5) Hidden away in the Pacific Northwest, Chris Carson has long been a hidden gem for the Seahawks. Playing for the first time since Week 7 due to a foot injury, Carson's return was a reminder of how much more potent the Seahawks can be with a premier back next to Wilson, and Carson is a premier back when he's in peak form. Seattle wasted no time getting Carson involved as a pair of throws to him for seven and 12 yards began the offense's day. The first was negated by a penalty, but an early message was sent that Carson was back and the Seahawks have something else for the opposition to once more worry about. At the end of the game, his stats (59 scrimmage yards on 10 touches; 16-yard TD run) were hardly eye-popping and he was used somewhat sparingly. Still, it was clear that having Carson back bodes very well for an already impressive offense.

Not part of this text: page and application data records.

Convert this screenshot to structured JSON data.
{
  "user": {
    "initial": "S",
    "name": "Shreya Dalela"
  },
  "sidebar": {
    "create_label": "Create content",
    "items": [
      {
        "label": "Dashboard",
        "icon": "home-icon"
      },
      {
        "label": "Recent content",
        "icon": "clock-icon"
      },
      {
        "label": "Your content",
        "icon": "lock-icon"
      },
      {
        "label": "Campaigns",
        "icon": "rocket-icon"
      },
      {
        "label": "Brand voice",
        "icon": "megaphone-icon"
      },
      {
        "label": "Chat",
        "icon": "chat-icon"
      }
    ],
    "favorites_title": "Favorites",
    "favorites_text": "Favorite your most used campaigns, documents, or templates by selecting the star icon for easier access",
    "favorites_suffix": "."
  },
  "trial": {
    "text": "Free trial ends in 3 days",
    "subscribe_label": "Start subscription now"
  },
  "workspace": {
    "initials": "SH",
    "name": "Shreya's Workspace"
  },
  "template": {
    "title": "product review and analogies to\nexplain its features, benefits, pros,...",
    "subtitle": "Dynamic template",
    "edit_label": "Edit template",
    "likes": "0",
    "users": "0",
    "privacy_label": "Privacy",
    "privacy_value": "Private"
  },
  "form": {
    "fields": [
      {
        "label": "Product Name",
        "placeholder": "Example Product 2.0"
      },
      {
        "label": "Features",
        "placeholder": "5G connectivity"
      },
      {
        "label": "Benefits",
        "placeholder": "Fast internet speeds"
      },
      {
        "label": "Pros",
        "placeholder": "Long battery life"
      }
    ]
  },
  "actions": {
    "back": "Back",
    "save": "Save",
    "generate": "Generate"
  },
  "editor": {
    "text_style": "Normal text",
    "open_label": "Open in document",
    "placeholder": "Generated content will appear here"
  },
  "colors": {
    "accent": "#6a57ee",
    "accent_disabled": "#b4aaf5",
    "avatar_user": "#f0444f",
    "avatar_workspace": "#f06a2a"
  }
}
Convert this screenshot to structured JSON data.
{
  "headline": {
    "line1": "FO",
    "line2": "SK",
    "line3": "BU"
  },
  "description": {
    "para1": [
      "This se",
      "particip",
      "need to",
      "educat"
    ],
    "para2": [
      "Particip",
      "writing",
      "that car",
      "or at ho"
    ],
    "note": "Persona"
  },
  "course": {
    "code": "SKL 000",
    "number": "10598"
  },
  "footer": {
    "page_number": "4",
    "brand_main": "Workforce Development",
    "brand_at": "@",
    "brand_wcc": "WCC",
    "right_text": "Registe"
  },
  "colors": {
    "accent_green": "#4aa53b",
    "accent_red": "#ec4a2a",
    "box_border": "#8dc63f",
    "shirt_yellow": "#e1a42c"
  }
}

6) As a scoreless first quarter transpired, it almost felt as if the Eagles' offensive ineptitude had spread to the Seahawks. It was really an inspired performance by Philly's defense, which has looked good through spots in the season and was able to slow the high-flying 'Hawks early with Derek Barnett coming up huge by way of two fourth-down tackles to end each of Seattle's first two drives. The No. 10 scoring defense coming in, the Eagles were able to slow down the No. 4 scoring offense for the most part. It will be lost in all the negative hubbub regarding another stunningly bad offensive performance, but the Eagles defense held its own on this night and has for much of the season.
7) Facing a bumbling-and-stumbling Philadelphia offensive contingent, a cautious take must be had in complimenting the Seahawks defense too much. But regardless of the competition on Monday, the results saw a third-straight solid outing from the much-maligned Seattle D. Since its horrendous showing against the Bills in a 44-34 Week 10 defeat, Seattle hasn't allowed north of 23 points. The return of Jamal Adams has been a boon on the back end and in the pass rush, and trading for Carlos Dunlap has worked out phenomenally thus far (though a late foot injury to Dunlap is troubling) while Bobby Wagner is his same sensational self. As of Monday night, the Seahawks are trending upward in just about every facet.